Gracie Miranda is home to people of all walks of life, who train martial arts for many different reasons. But despite the diverse motivations of new students, one question eventually always pops up. How long does it take to get a black belt in Brazilian Jiu-Jitsu?
If you’ve just started out – or if you spent lockdown thinking about taking up martial arts classes – you’ve probably thought about this very question. It’s understandable! As you consider beginning a new endeavor, you naturally want to know how long it takes to “master” the craft.
The answer, however, is complicated. The simple reply is that someone who trains Brazilian Jiu-Jitsu (BJJ) consistently can expect to receive a black belt in between 10 and 15 years. But that quick explanation obscures multiple important details. Most notably, getting a black belt doesn’t mean you’ve mastered BJJ. Just ask Gracie Miranda’s head coach, Owen Gee Kee, who will tell you that’s when the game of Jiu-Jitsu really begins.
Jiu-Jitsu is not about rising through the ranks. It’s about learning a martial art you can train for the rest of your life.
A humbling martial art
Ten-to-fifteen years is a long time. It takes longer to get a Brazilian Jiu-Jitsu black belt than it does to get a black belt in any other martial art. This is one of many aspects of BJJ that makes it unique. To understand the marathon pace of Jiu-Jitsu, you’ll need to know a little about how it works.
Jiu-Jitsu is a grappling martial art that predominantly takes place on the ground. Because there’s no striking or slamming, your injury risk is limited compared to other martial art classes. (There are takedowns, but these are different to the slams you learn in Judo or wrestling.) After a few months of training, you’ll be able to spar at full intensity with limited risk of injury to yourself or others. We call this “rolling”. Few other martial arts allow you to train at such intensity with such limited risk.
This means that you’re able to learn techniques in class and then attempt to apply those techniques against a fully resisting opponent. With Jiu-Jitsu the proof is very much in the pudding. You find out what offensive techniques work through trial and error. You also find out what aspects of self-defence do and do not work. Again, you’ll be defending yourself against someone trying to grapple you at full strength. (Safety always comes first at Gracie Miranda. We make sure this all happens in a controlled environment.)
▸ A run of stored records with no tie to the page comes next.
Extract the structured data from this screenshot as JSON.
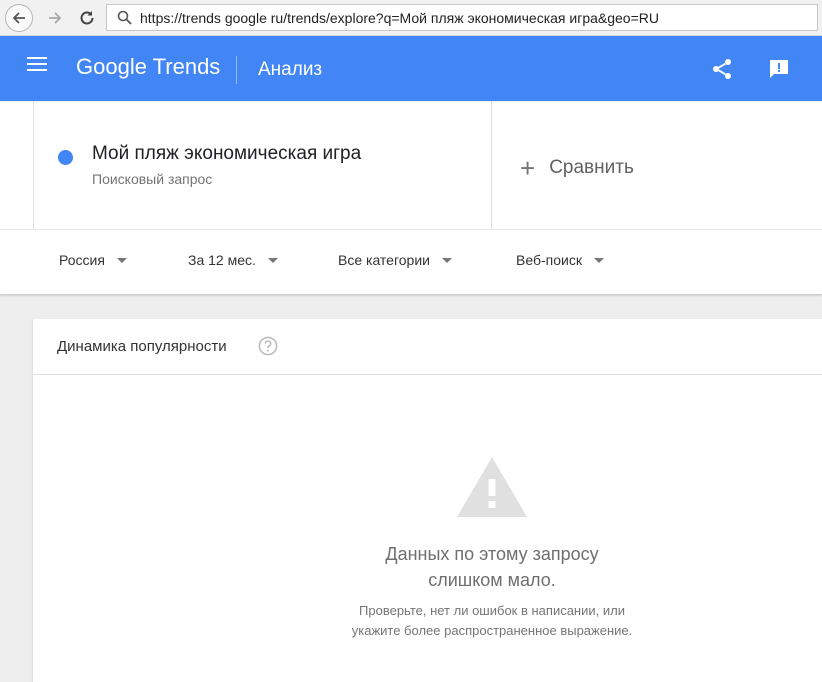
{
  "browser": {
    "url": "https://trends google ru/trends/explore?q=Мой пляж экономическая игра&geo=RU"
  },
  "header": {
    "brand": "Google Trends",
    "section": "Анализ"
  },
  "term": {
    "name": "Мой пляж экономическая игра",
    "type": "Поисковый запрос",
    "color": "#4285f4"
  },
  "compare": {
    "label": "Сравнить"
  },
  "filters": [
    {
      "label": "Россия"
    },
    {
      "label": "За 12 мес."
    },
    {
      "label": "Все категории"
    },
    {
      "label": "Веб-поиск"
    }
  ],
  "interest": {
    "title": "Динамика популярности",
    "empty_title_line1": "Данных по этому запросу",
    "empty_title_line2": "слишком мало.",
    "empty_hint_line1": "Проверьте, нет ли ошибок в написании, или",
    "empty_hint_line2": "укажите более распространенное выражение."
  },
  "icons": {
    "back": "back-arrow-icon",
    "forward": "forward-arrow-icon",
    "reload": "reload-icon",
    "search": "search-icon",
    "menu": "menu-icon",
    "share": "share-icon",
    "feedback": "feedback-icon",
    "help": "help-icon",
    "warning": "warning-icon"
  },
  "colors": {
    "accent": "#4285f4"
  }
}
This creates a constant learning process. Sometimes things work, sometimes they don’t. Sometimes you can defend against someone’s offence, sometimes you can’t. It’s up to you to work with your coach to figure out why. In this way, very few people can be said to “master” Jiu-Jitsu. There are a few athletes who are said to have been unbeatable in their prime – Rickson Gracie chief among them – but this applies to few people.
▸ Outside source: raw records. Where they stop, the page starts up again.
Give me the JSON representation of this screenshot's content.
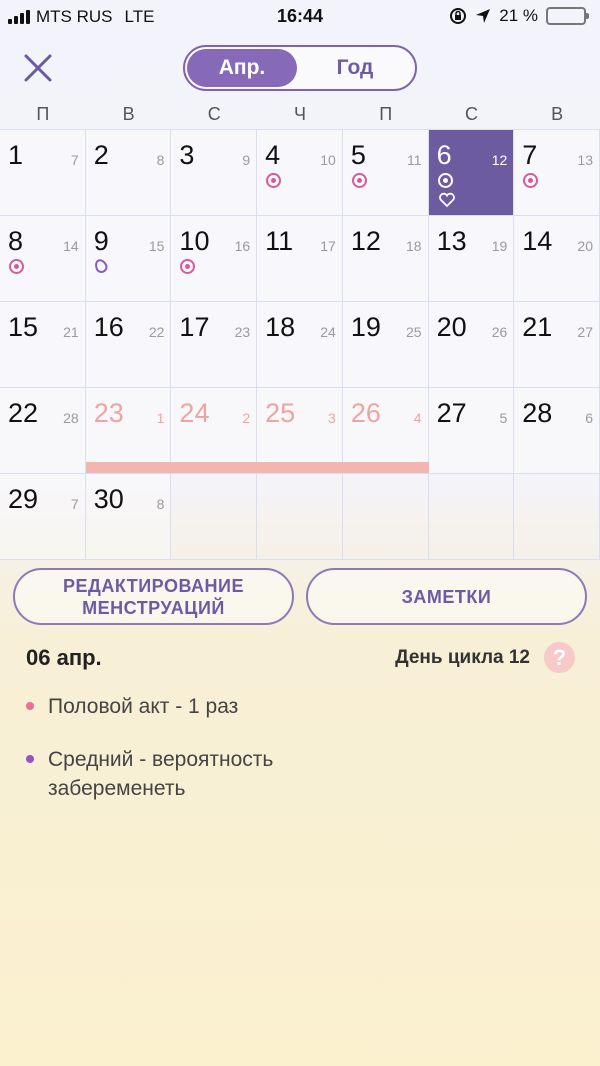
{
  "status_bar": {
    "carrier": "MTS RUS",
    "network": "LTE",
    "time": "16:44",
    "battery": "21 %",
    "battery_level": 0.21
  },
  "header": {
    "close_icon": "close-x-icon",
    "tabs": [
      {
        "label": "Апр.",
        "active": true
      },
      {
        "label": "Год",
        "active": false
      }
    ]
  },
  "weekdays": [
    "П",
    "В",
    "С",
    "Ч",
    "П",
    "С",
    "В"
  ],
  "calendar": {
    "days": [
      {
        "day": "1",
        "cycle": "7"
      },
      {
        "day": "2",
        "cycle": "8"
      },
      {
        "day": "3",
        "cycle": "9"
      },
      {
        "day": "4",
        "cycle": "10",
        "icon": "fertile-flower-icon"
      },
      {
        "day": "5",
        "cycle": "11",
        "icon": "fertile-flower-icon"
      },
      {
        "day": "6",
        "cycle": "12",
        "icon": "fertile-flower-icon",
        "heart": true,
        "selected": true
      },
      {
        "day": "7",
        "cycle": "13",
        "icon": "fertile-flower-icon"
      },
      {
        "day": "8",
        "cycle": "14",
        "icon": "fertile-flower-icon"
      },
      {
        "day": "9",
        "cycle": "15",
        "icon": "ovulation-egg-icon"
      },
      {
        "day": "10",
        "cycle": "16",
        "icon": "fertile-flower-icon"
      },
      {
        "day": "11",
        "cycle": "17"
      },
      {
        "day": "12",
        "cycle": "18"
      },
      {
        "day": "13",
        "cycle": "19"
      },
      {
        "day": "14",
        "cycle": "20"
      },
      {
        "day": "15",
        "cycle": "21"
      },
      {
        "day": "16",
        "cycle": "22"
      },
      {
        "day": "17",
        "cycle": "23"
      },
      {
        "day": "18",
        "cycle": "24"
      },
      {
        "day": "19",
        "cycle": "25"
      },
      {
        "day": "20",
        "cycle": "26"
      },
      {
        "day": "21",
        "cycle": "27"
      },
      {
        "day": "22",
        "cycle": "28"
      },
      {
        "day": "23",
        "cycle": "1",
        "period": true
      },
      {
        "day": "24",
        "cycle": "2",
        "period": true
      },
      {
        "day": "25",
        "cycle": "3",
        "period": true
      },
      {
        "day": "26",
        "cycle": "4",
        "period": true
      },
      {
        "day": "27",
        "cycle": "5"
      },
      {
        "day": "28",
        "cycle": "6"
      },
      {
        "day": "29",
        "cycle": "7"
      },
      {
        "day": "30",
        "cycle": "8"
      }
    ],
    "colors": {
      "selected": "#6d5b9f",
      "period": "#f0a4a2",
      "fertile": "#d85a9a",
      "ovulation": "#8b5bc0"
    }
  },
  "actions": {
    "edit_label_line1": "РЕДАКТИРОВАНИЕ",
    "edit_label_line2": "МЕНСТРУАЦИЙ",
    "notes_label": "ЗАМЕТКИ"
  },
  "details": {
    "date": "06 апр.",
    "cycle_day": "День цикла 12",
    "help": "?",
    "items": [
      {
        "text": "Половой акт - 1 раз",
        "color": "#ee6e9a"
      },
      {
        "text": "Средний - вероятность забеременеть",
        "color": "#9a4fc2"
      }
    ]
  }
}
You never really “master” Jiu-Jitsu. It’s a martial art that keeps on teaching. And because it’s relatively low impact it’s a martial art you can train for life. That’s not an exaggeration. BJJ cofounder Helio Gracie was training and teaching until 10 days before his death.
Belts and skills
When you begin training BJJ, the belt system is one of the only tangible indicators you have to go off. A white belt is new, a blue belt is better than a white belt, a purple belt is better than a blue belt, and so on.
But martial arts is about acquiring skills, not gaining new belts. Belts are a reflection of the techniques learned and honed on the mats.
Everyone’s martial arts journey is different. That’s a cliche, but it’s also true. Some people will progress quicker than others. Some people will progress easier than others. There can be multiple reasons for this. You may have a work or family schedule that prevents you from training as much as you’d like. You may have pre-existing injuries that flare up in the course of physical exertion.
But the good news is that anyone can succeed in Jiu-Jitsu. Compared to other martial arts, success relies far less on athleticism and far more on technical skill. Focus less on the destination and more on the journey. In less metaphorical terms, think less of belts and the abstract notion of “mastery” and more about learning and improving specific techniques.
Jiu-Jitsu, just like life, is a constant learning process. It doesn’t stop when you get a new belt — so focus less on the belt and more on the learning.
If you’re in the Sutherland Shire and are interested in trying out martial arts, come to Gracie Miranda for a free trial BJJ class.